Lube rack Airmen keep engines running

By Airman 1st Class Benjamin Gonsier 2nd Bomb Wing Public Affairs

It's not every day an Airman comes home covered in grease and dirt, but for the Airmen of the 2nd Logistics Readiness Squadron Vehicle Maintenance lube rack it's sometimes a part of the job.

The 2 LRS lube rack technicians perform a number of tasks which include oil changes, replacing filters and maintaining the fluid systems that keep Barksdale's vehicles moving.

"When a vehicle first comes into the shop, it receives an inspection," said Airman 1st Class Cody Akers, 2 LRS lube rack apprentice. "During the inspection we ensure everything on the vehicle is in proper working order."

After the inspection, the lube rack technicians move onto the SLOF, Akers added.

"Service, Lubricate, Oil and Filters is what a SLOF is," he said. "All filters and fluids get checked and changed."

The type of government owned vehicles the shop looks at determines what needs to be changed.

"On a gasoline vehicle, the oil and fuel filter are changed, and occasionally the transmission filter," Akers said. "On a diesel vehicle, at least one oil and one fuel filter in the fuel water separator is changed and occasionally the transmission filter."

Other filters the lube rack Airmen check and change are air and hydraulic filters, Akers added. The filters will not work properly if they are not changed regularly, which can lead to other problems with the GOVs.

"If the sludge and debris is not filtered out from the systems, the passageways can become blocked," he said. "Fuel filters need to be changed to avoid becoming clogged, which can make the vehicle unable to run. Alternately, if the oil filter becomes clogged or sludge develops in the system, it could get in the passageways where oil is supposed to flow. If the engine is not lubricated properly, it can heat up."

If the engine overheats then metal engine parts could warp or crack and the gaskets between parts could fail which could cause even more damage.

Oil changes need to be done regularly, Akers added. The lubrication of engine parts is an important part of keeping a vehicle running.

"Oil loses its lubricating properties once it gets old and used," Akers said. "For that reason it must be changed."

Debris from the engine combustion gets into the oil, which is what turns the oil black, and is not good for the engine. Regular oil changes help increase the engine's life.

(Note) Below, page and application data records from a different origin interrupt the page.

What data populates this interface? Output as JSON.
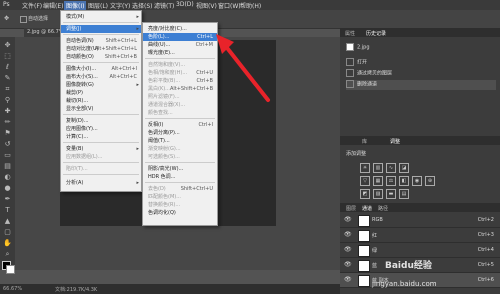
{
  "menubar": {
    "items": [
      "文件(F)",
      "编辑(E)",
      "图像(I)",
      "图层(L)",
      "文字(Y)",
      "选择(S)",
      "滤镜(T)",
      "3D(D)",
      "视图(V)",
      "窗口(W)",
      "帮助(H)"
    ]
  },
  "options": {
    "auto_select": "自动选择"
  },
  "document": {
    "tab": "2.jpg @ 66.7% (RGB/8)"
  },
  "status": {
    "zoom": "66.67%",
    "doc": "文档:219.7K/4.3K"
  },
  "image_menu": {
    "items": [
      {
        "label": "模式(M)",
        "sub": true
      },
      {
        "label": "调整(J)",
        "sub": true,
        "hi": true
      },
      {
        "label": "自动色调(N)",
        "sc": "Shift+Ctrl+L"
      },
      {
        "label": "自动对比度(U)",
        "sc": "Alt+Shift+Ctrl+L"
      },
      {
        "label": "自动颜色(O)",
        "sc": "Shift+Ctrl+B"
      },
      {
        "label": "图像大小(I)...",
        "sc": "Alt+Ctrl+I"
      },
      {
        "label": "画布大小(S)...",
        "sc": "Alt+Ctrl+C"
      },
      {
        "label": "图像旋转(G)",
        "sub": true
      },
      {
        "label": "裁剪(P)"
      },
      {
        "label": "裁切(R)..."
      },
      {
        "label": "显示全部(V)"
      },
      {
        "label": "复制(D)..."
      },
      {
        "label": "应用图像(Y)..."
      },
      {
        "label": "计算(C)..."
      },
      {
        "label": "变量(B)",
        "sub": true
      },
      {
        "label": "应用数据组(L)...",
        "dis": true
      },
      {
        "label": "陷印(T)...",
        "dis": true
      },
      {
        "label": "分析(A)",
        "sub": true
      }
    ]
  },
  "adjust_menu": {
    "items": [
      {
        "label": "亮度/对比度(C)..."
      },
      {
        "label": "色阶(L)...",
        "sc": "Ctrl+L",
        "hi": true
      },
      {
        "label": "曲线(U)...",
        "sc": "Ctrl+M"
      },
      {
        "label": "曝光度(E)..."
      },
      {
        "label": "自然饱和度(V)...",
        "dis": true
      },
      {
        "label": "色相/饱和度(H)...",
        "sc": "Ctrl+U",
        "dis": true
      },
      {
        "label": "色彩平衡(B)...",
        "sc": "Ctrl+B",
        "dis": true
      },
      {
        "label": "黑白(K)...",
        "sc": "Alt+Shift+Ctrl+B",
        "dis": true
      },
      {
        "label": "照片滤镜(F)...",
        "dis": true
      },
      {
        "label": "通道混合器(X)...",
        "dis": true
      },
      {
        "label": "颜色查找...",
        "dis": true
      },
      {
        "label": "反相(I)",
        "sc": "Ctrl+I"
      },
      {
        "label": "色调分离(P)..."
      },
      {
        "label": "阈值(T)..."
      },
      {
        "label": "渐变映射(G)...",
        "dis": true
      },
      {
        "label": "可选颜色(S)...",
        "dis": true
      },
      {
        "label": "阴影/高光(W)..."
      },
      {
        "label": "HDR 色调..."
      },
      {
        "label": "去色(D)",
        "sc": "Shift+Ctrl+U",
        "dis": true
      },
      {
        "label": "匹配颜色(M)...",
        "dis": true
      },
      {
        "label": "替换颜色(R)...",
        "dis": true
      },
      {
        "label": "色调均化(Q)"
      }
    ]
  },
  "panels": {
    "history_tabs": [
      "属性",
      "历史记录"
    ],
    "history_doc": "2.jpg",
    "history_items": [
      "打开",
      "通过拷贝的图层",
      "删除通道"
    ],
    "adjust_tabs": [
      "库",
      "调整"
    ],
    "adjust_title": "添加调整",
    "layers_tabs": [
      "图层",
      "通道",
      "路径"
    ],
    "channels": [
      {
        "name": "RGB",
        "sc": "Ctrl+2"
      },
      {
        "name": "红",
        "sc": "Ctrl+3"
      },
      {
        "name": "绿",
        "sc": "Ctrl+4"
      },
      {
        "name": "蓝",
        "sc": "Ctrl+5"
      },
      {
        "name": "蓝 副本",
        "sc": "Ctrl+6"
      }
    ]
  },
  "watermark": {
    "line1": "Baidu经验",
    "line2": "jingyan.baidu.com"
  },
  "colors": {
    "highlight": "#3d7fd3",
    "arrow": "#e8232a"
  }
}
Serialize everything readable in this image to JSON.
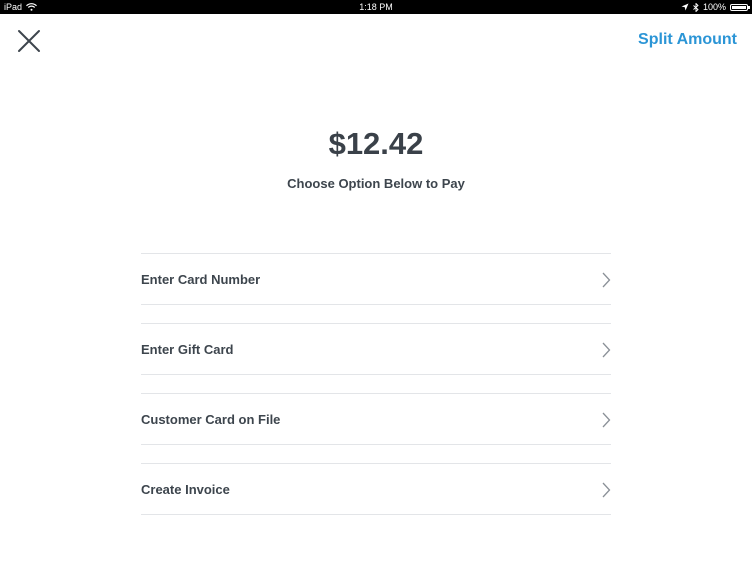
{
  "status_bar": {
    "device": "iPad",
    "time": "1:18 PM",
    "battery": "100%"
  },
  "header": {
    "close_icon": "close-icon",
    "split_label": "Split Amount"
  },
  "payment": {
    "amount": "$12.42",
    "prompt": "Choose Option Below to Pay"
  },
  "options": [
    {
      "label": "Enter Card Number",
      "icon": "chevron-right-icon"
    },
    {
      "label": "Enter Gift Card",
      "icon": "chevron-right-icon"
    },
    {
      "label": "Customer Card on File",
      "icon": "chevron-right-icon"
    },
    {
      "label": "Create Invoice",
      "icon": "chevron-right-icon"
    }
  ],
  "colors": {
    "accent": "#2b95d6",
    "text": "#3d454d",
    "divider": "#e3e5e8"
  }
}
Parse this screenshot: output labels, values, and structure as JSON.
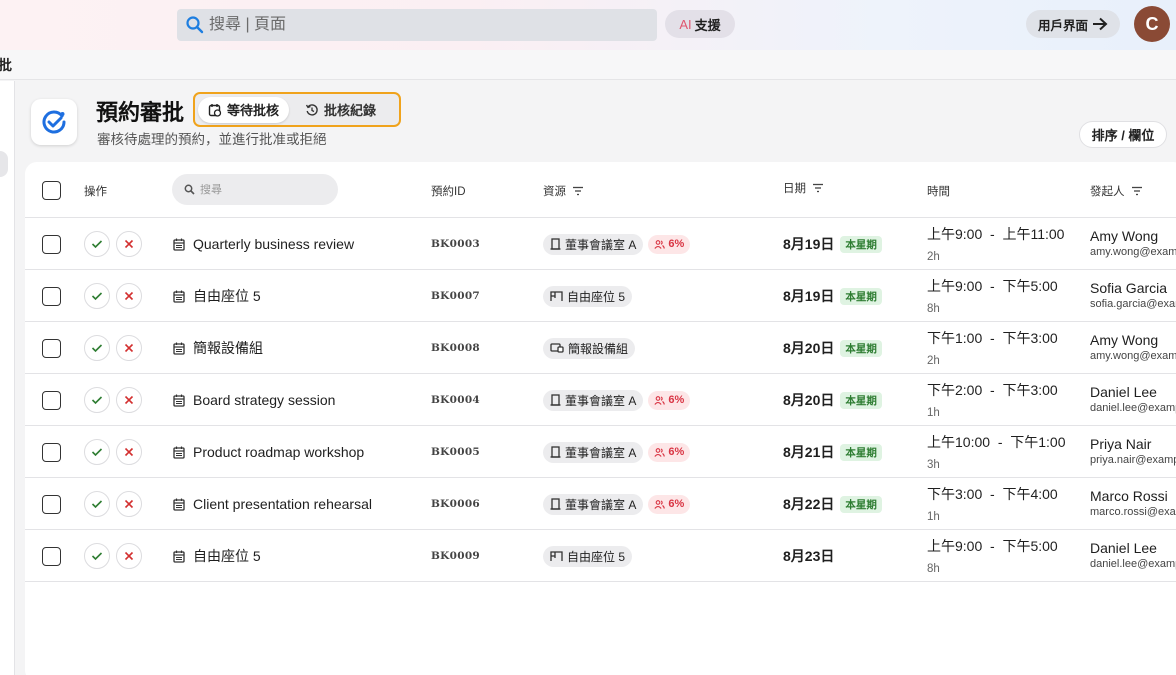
{
  "topbar": {
    "search_placeholder": "搜尋 | 頁面",
    "ai_label_prefix": "AI",
    "ai_label": "支援",
    "user_view_label": "用戶界面",
    "avatar_initial": "C"
  },
  "breadcrumb_fragment": "批",
  "header": {
    "title": "預約審批",
    "subtitle": "審核待處理的預約，並進行批准或拒絕",
    "tabs": [
      {
        "label": "等待批核",
        "active": true
      },
      {
        "label": "批核紀錄",
        "active": false
      }
    ],
    "sort_label": "排序 / 欄位"
  },
  "table": {
    "columns": {
      "actions": "操作",
      "search_placeholder": "搜尋",
      "booking_id": "預約ID",
      "resource": "資源",
      "date": "日期",
      "time": "時間",
      "requester": "發起人"
    },
    "rows": [
      {
        "title": "Quarterly business review",
        "id": "BK0003",
        "resource": "董事會議室 A",
        "resource_icon": "door-icon",
        "occupancy": "6%",
        "date": "8月19日",
        "week_badge": "本星期",
        "time": "上午9:00  -  上午11:00",
        "duration": "2h",
        "name": "Amy Wong",
        "email": "amy.wong@example.com"
      },
      {
        "title": "自由座位 5",
        "id": "BK0007",
        "resource": "自由座位 5",
        "resource_icon": "desk-icon",
        "occupancy": "",
        "date": "8月19日",
        "week_badge": "本星期",
        "time": "上午9:00  -  下午5:00",
        "duration": "8h",
        "name": "Sofia Garcia",
        "email": "sofia.garcia@example.com"
      },
      {
        "title": "簡報設備組",
        "id": "BK0008",
        "resource": "簡報設備組",
        "resource_icon": "projector-icon",
        "occupancy": "",
        "date": "8月20日",
        "week_badge": "本星期",
        "time": "下午1:00  -  下午3:00",
        "duration": "2h",
        "name": "Amy Wong",
        "email": "amy.wong@example.com"
      },
      {
        "title": "Board strategy session",
        "id": "BK0004",
        "resource": "董事會議室 A",
        "resource_icon": "door-icon",
        "occupancy": "6%",
        "date": "8月20日",
        "week_badge": "本星期",
        "time": "下午2:00  -  下午3:00",
        "duration": "1h",
        "name": "Daniel Lee",
        "email": "daniel.lee@example.com"
      },
      {
        "title": "Product roadmap workshop",
        "id": "BK0005",
        "resource": "董事會議室 A",
        "resource_icon": "door-icon",
        "occupancy": "6%",
        "date": "8月21日",
        "week_badge": "本星期",
        "time": "上午10:00  -  下午1:00",
        "duration": "3h",
        "name": "Priya Nair",
        "email": "priya.nair@example.com"
      },
      {
        "title": "Client presentation rehearsal",
        "id": "BK0006",
        "resource": "董事會議室 A",
        "resource_icon": "door-icon",
        "occupancy": "6%",
        "date": "8月22日",
        "week_badge": "本星期",
        "time": "下午3:00  -  下午4:00",
        "duration": "1h",
        "name": "Marco Rossi",
        "email": "marco.rossi@example.com"
      },
      {
        "title": "自由座位 5",
        "id": "BK0009",
        "resource": "自由座位 5",
        "resource_icon": "desk-icon",
        "occupancy": "",
        "date": "8月23日",
        "week_badge": "",
        "time": "上午9:00  -  下午5:00",
        "duration": "8h",
        "name": "Daniel Lee",
        "email": "daniel.lee@example.com"
      }
    ]
  },
  "colors": {
    "accent_orange": "#f0a31c",
    "approve_green": "#2e7d32",
    "reject_red": "#d32f2f",
    "brand_blue": "#1e6fe0"
  }
}
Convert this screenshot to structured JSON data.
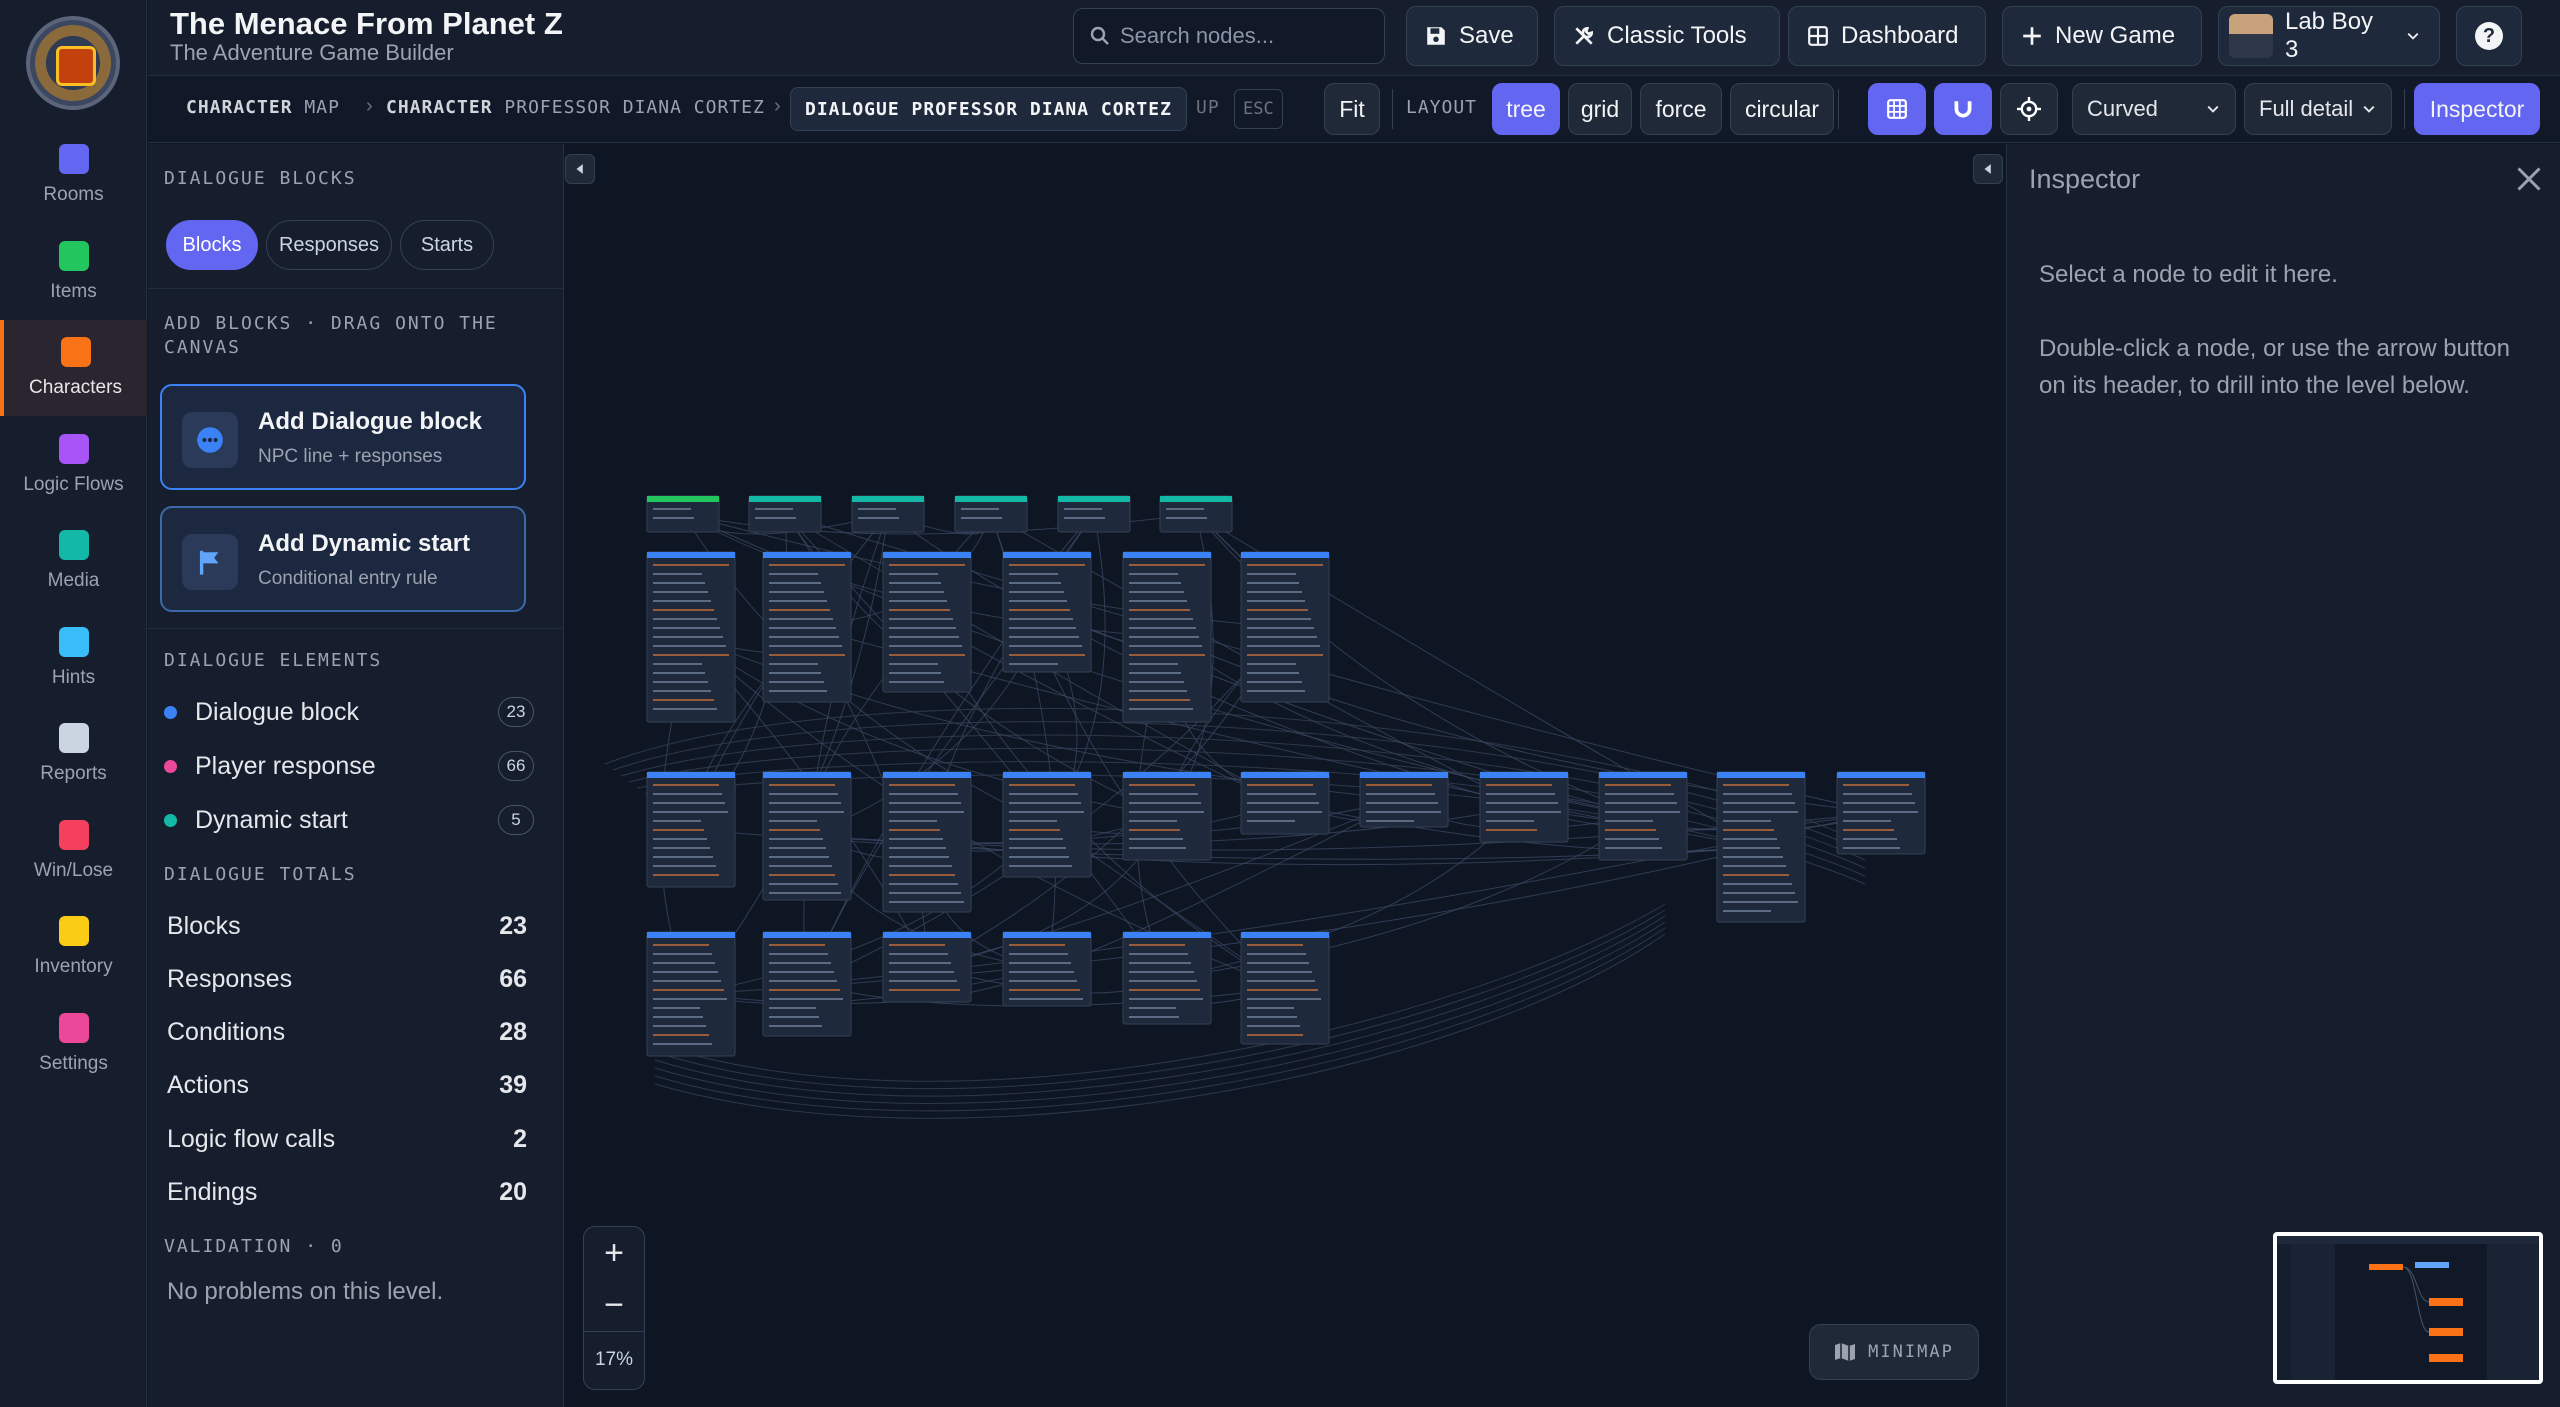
{
  "app": {
    "title": "The Menace From Planet Z",
    "subtitle": "The Adventure Game Builder"
  },
  "rail": {
    "items": [
      {
        "label": "Rooms",
        "icon": "door-icon",
        "color": "#6366f1"
      },
      {
        "label": "Items",
        "icon": "box-icon",
        "color": "#22c55e"
      },
      {
        "label": "Characters",
        "icon": "people-icon",
        "color": "#f97316",
        "active": true
      },
      {
        "label": "Logic Flows",
        "icon": "flow-icon",
        "color": "#a855f7"
      },
      {
        "label": "Media",
        "icon": "image-icon",
        "color": "#14b8a6"
      },
      {
        "label": "Hints",
        "icon": "bulb-icon",
        "color": "#38bdf8"
      },
      {
        "label": "Reports",
        "icon": "chart-icon",
        "color": "#cbd5e1"
      },
      {
        "label": "Win/Lose",
        "icon": "flag-icon",
        "color": "#f43f5e"
      },
      {
        "label": "Inventory",
        "icon": "swap-icon",
        "color": "#facc15"
      },
      {
        "label": "Settings",
        "icon": "sliders-icon",
        "color": "#ec4899"
      }
    ]
  },
  "header": {
    "search_placeholder": "Search nodes...",
    "save_label": "Save",
    "classic_label": "Classic Tools",
    "dashboard_label": "Dashboard",
    "new_game_label": "New Game",
    "user_label": "Lab Boy 3",
    "help_label": "?"
  },
  "toolbar": {
    "crumb1_kind": "CHARACTER",
    "crumb1_name": "MAP",
    "crumb2_kind": "CHARACTER",
    "crumb2_name": "PROFESSOR DIANA CORTEZ",
    "current": "DIALOGUE PROFESSOR DIANA CORTEZ",
    "up_label": "UP",
    "esc_label": "ESC",
    "fit_label": "Fit",
    "layout_label": "LAYOUT",
    "layouts": [
      "tree",
      "grid",
      "force",
      "circular"
    ],
    "active_layout": "tree",
    "edge_style": "Curved",
    "detail": "Full detail",
    "inspector_label": "Inspector"
  },
  "panel": {
    "section_blocks": "DIALOGUE BLOCKS",
    "tabs": [
      "Blocks",
      "Responses",
      "Starts"
    ],
    "add_title": "ADD BLOCKS · DRAG ONTO THE CANVAS",
    "add_dialogue_title": "Add Dialogue block",
    "add_dialogue_sub": "NPC line + responses",
    "add_start_title": "Add Dynamic start",
    "add_start_sub": "Conditional entry rule",
    "elements_title": "DIALOGUE ELEMENTS",
    "elements": [
      {
        "name": "Dialogue block",
        "count": "23",
        "color": "#3b82f6"
      },
      {
        "name": "Player response",
        "count": "66",
        "color": "#ec4899"
      },
      {
        "name": "Dynamic start",
        "count": "5",
        "color": "#14b8a6"
      }
    ],
    "totals_title": "DIALOGUE TOTALS",
    "totals": [
      {
        "label": "Blocks",
        "value": "23"
      },
      {
        "label": "Responses",
        "value": "66"
      },
      {
        "label": "Conditions",
        "value": "28"
      },
      {
        "label": "Actions",
        "value": "39"
      },
      {
        "label": "Logic flow calls",
        "value": "2"
      },
      {
        "label": "Endings",
        "value": "20"
      }
    ],
    "validation_title": "VALIDATION · 0",
    "validation_text": "No problems on this level."
  },
  "canvas": {
    "zoom_in": "+",
    "zoom_out": "−",
    "zoom_level": "17%",
    "minimap_label": "MINIMAP"
  },
  "inspector": {
    "title": "Inspector",
    "hint1": "Select a node to edit it here.",
    "hint2": "Double-click a node, or use the arrow button on its header, to drill into the level below."
  }
}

"We have a fleet of more than 700 vehicles," said Staff Sgt. Josh Dobbins, 2 LRS lube rack technician. "By doing our scheduled maintenance, we take the pressure off the other vehicle maintainers working on the bigger jobs, which helps everything flow smoothly."

The lube rack technicians work on more than 50 vehicles a month. The GOVs come in at least once every 18 months for their SLOF. A SLOF usually takes 2 hours to conduct, but more difficult jobs can take up to five hours.

"The biggest challenge over here is the different type of vehicles we work on," Dobbins said. "We work on tractors, aircraft tugs, regular cars and trucks and other vehicles. Learning each vehicle's system is what makes our job challenging."

If a vehicle needs to be looked at sooner than its regular inspection, the mileage and hours are checked, Dobbins said. Security forces and aircraft maintenance GOVs are seen more often than other GOVs because they are used on a daily basis.

"It feels good knowing we are an important part to the mission," Akers said. "We keep the vehicles mission ready and capable."

Within the 2 LRS lube rack, the technicians play an important role in ensuring Barksdale's GOVs transport bombs to aircraft and Airmen to their destination.